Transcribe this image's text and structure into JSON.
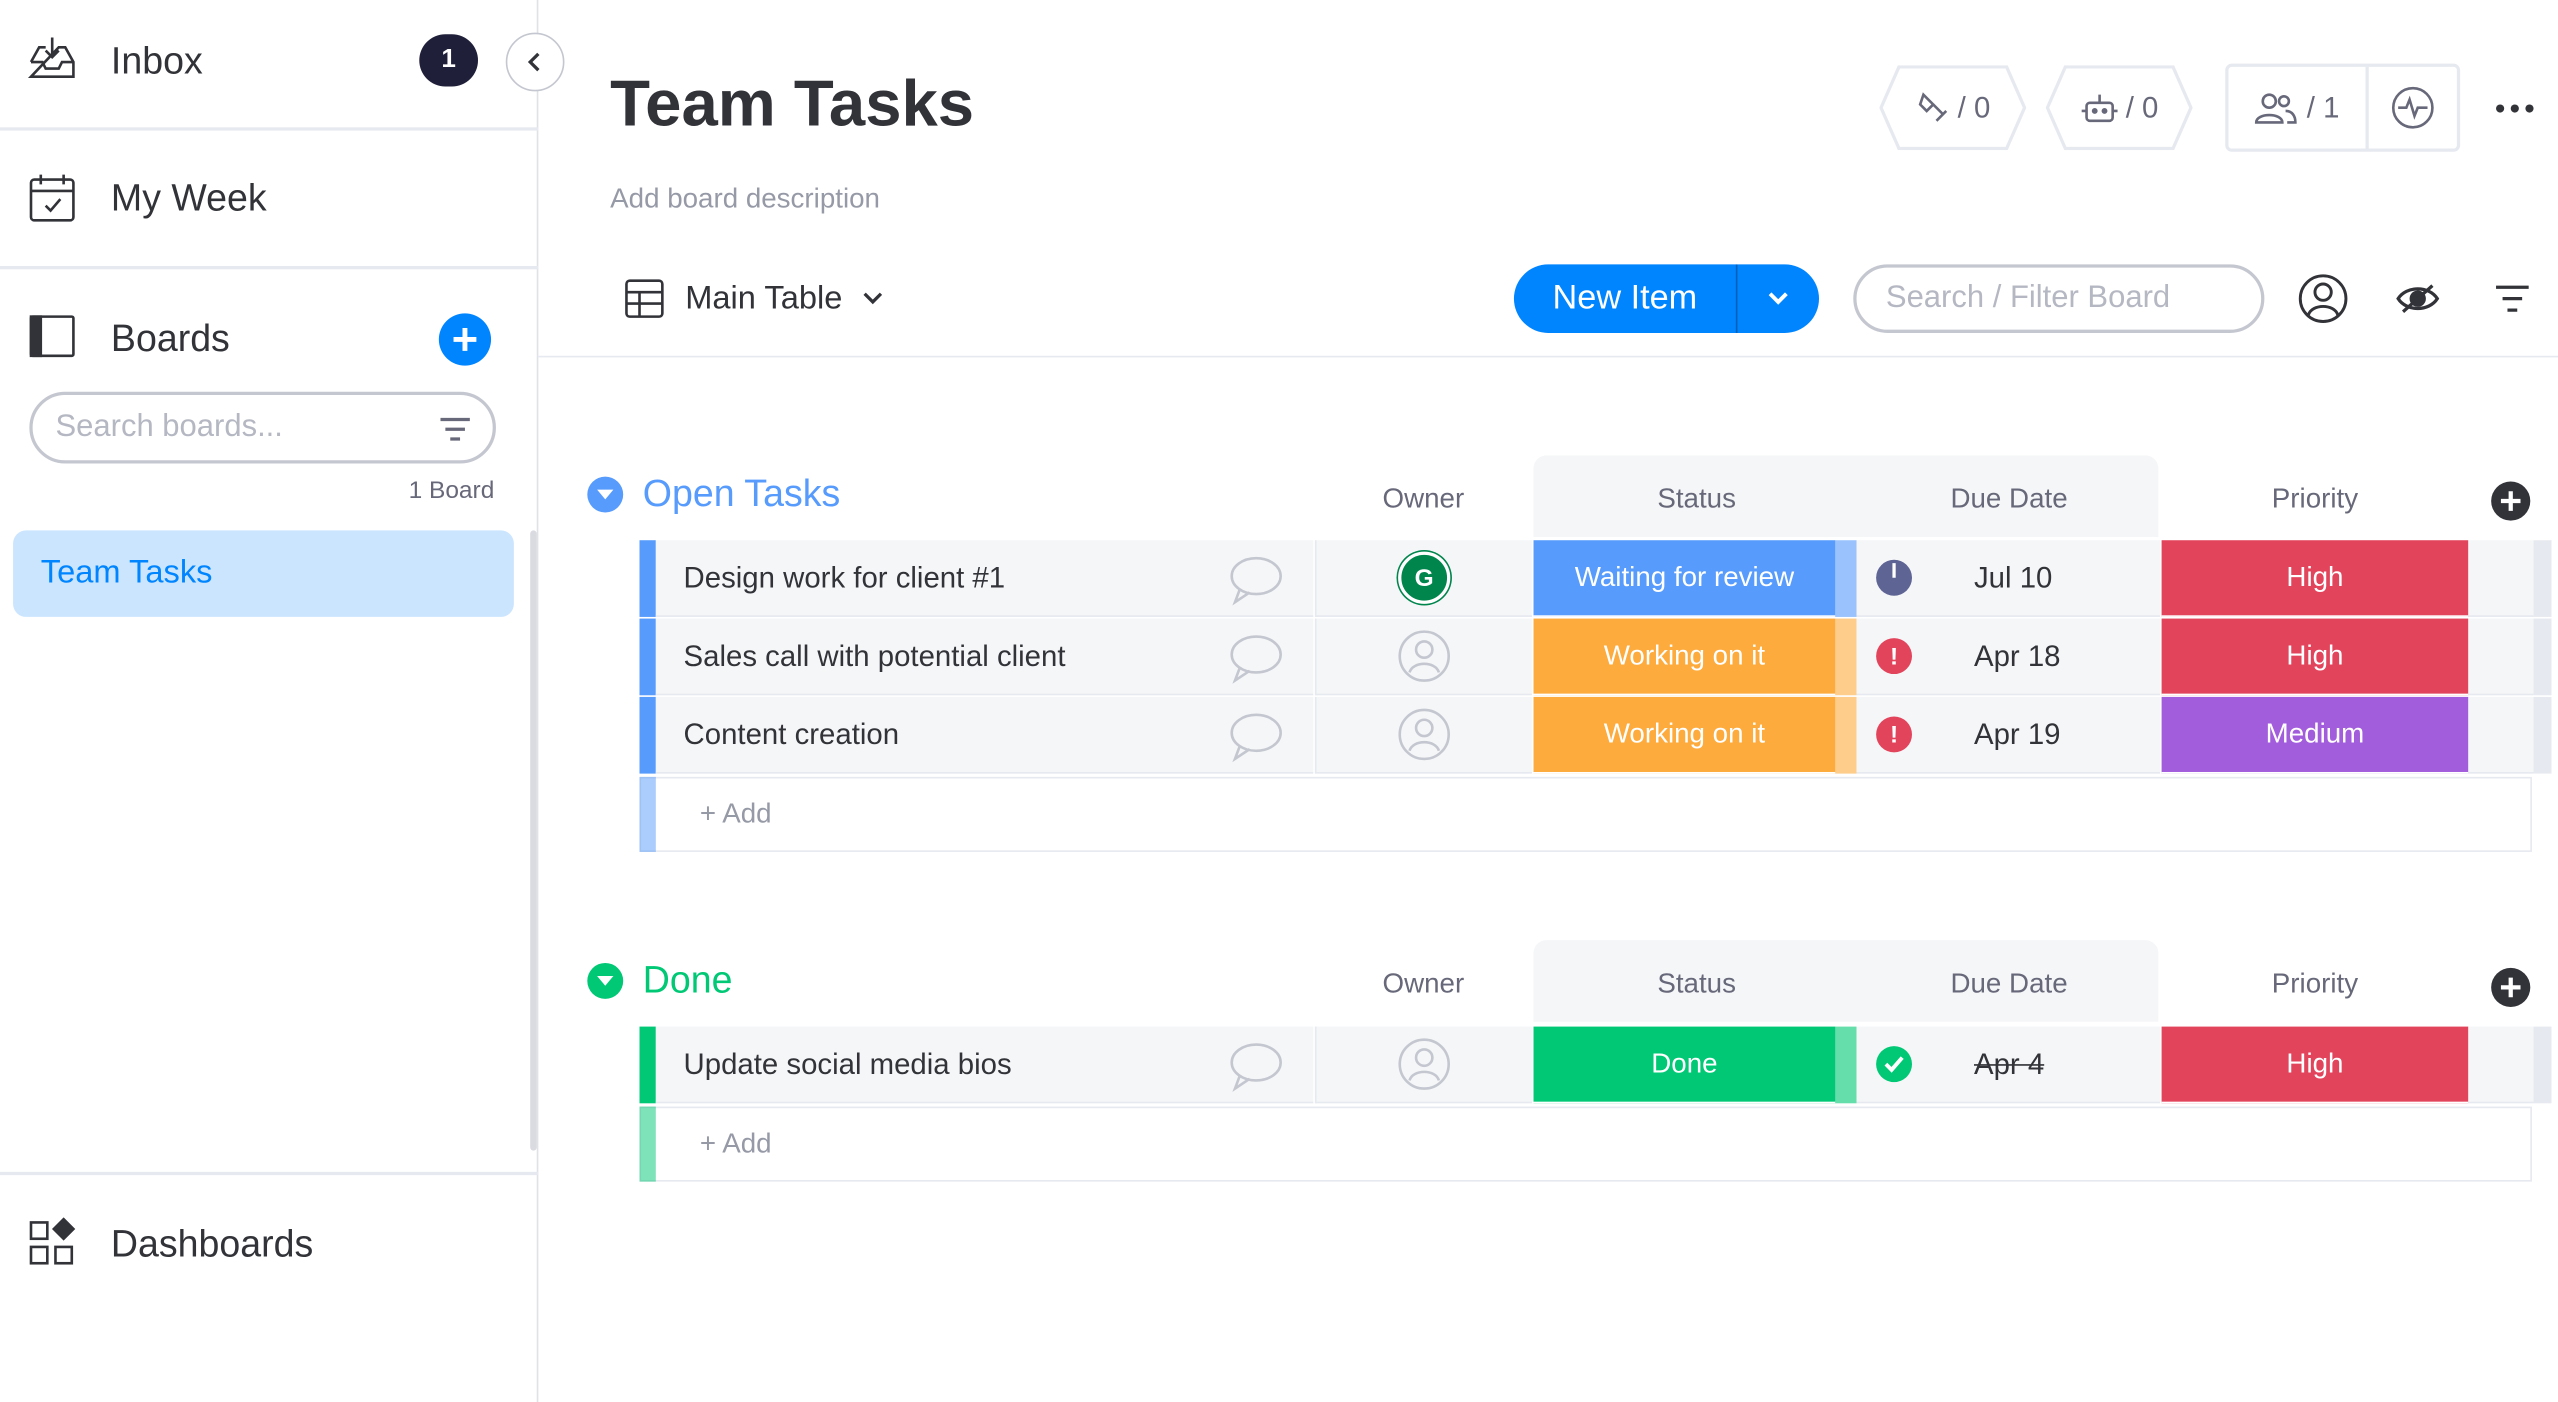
{
  "sidebar": {
    "inbox": {
      "label": "Inbox",
      "count": "1"
    },
    "my_week": {
      "label": "My Week"
    },
    "boards": {
      "label": "Boards",
      "search_placeholder": "Search boards...",
      "count_label": "1 Board",
      "items": [
        {
          "label": "Team Tasks"
        }
      ]
    },
    "dashboards": {
      "label": "Dashboards"
    }
  },
  "header": {
    "title": "Team Tasks",
    "description": "Add board description",
    "integrations_count": "/ 0",
    "automations_count": "/ 0",
    "members_count": "/ 1"
  },
  "toolbar": {
    "view_label": "Main Table",
    "new_item_label": "New Item",
    "search_placeholder": "Search / Filter Board"
  },
  "columns": {
    "owner": "Owner",
    "status": "Status",
    "due_date": "Due Date",
    "priority": "Priority"
  },
  "groups": [
    {
      "title": "Open Tasks",
      "color": "#579bfc",
      "add_label": "+ Add",
      "rows": [
        {
          "name": "Design work for client #1",
          "owner": "G",
          "status": "Waiting for review",
          "status_color": "#579bfc",
          "date": "Jul 10",
          "date_icon": "clock-icon",
          "priority": "High",
          "priority_color": "#e2445c"
        },
        {
          "name": "Sales call with potential client",
          "owner": "",
          "status": "Working on it",
          "status_color": "#fdab3d",
          "date": "Apr 18",
          "date_icon": "alert-icon",
          "priority": "High",
          "priority_color": "#e2445c"
        },
        {
          "name": "Content creation",
          "owner": "",
          "status": "Working on it",
          "status_color": "#fdab3d",
          "date": "Apr 19",
          "date_icon": "alert-icon",
          "priority": "Medium",
          "priority_color": "#a25ddc"
        }
      ]
    },
    {
      "title": "Done",
      "color": "#00c875",
      "add_label": "+ Add",
      "rows": [
        {
          "name": "Update social media bios",
          "owner": "",
          "status": "Done",
          "status_color": "#00c875",
          "date": "Apr 4",
          "date_icon": "check-icon",
          "priority": "High",
          "priority_color": "#e2445c"
        }
      ]
    }
  ]
}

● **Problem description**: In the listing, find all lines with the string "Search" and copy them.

● **Output for this exercise**:
      "search_placeholder": "Search boards...",
    "search_placeholder": "Search / Filter Board"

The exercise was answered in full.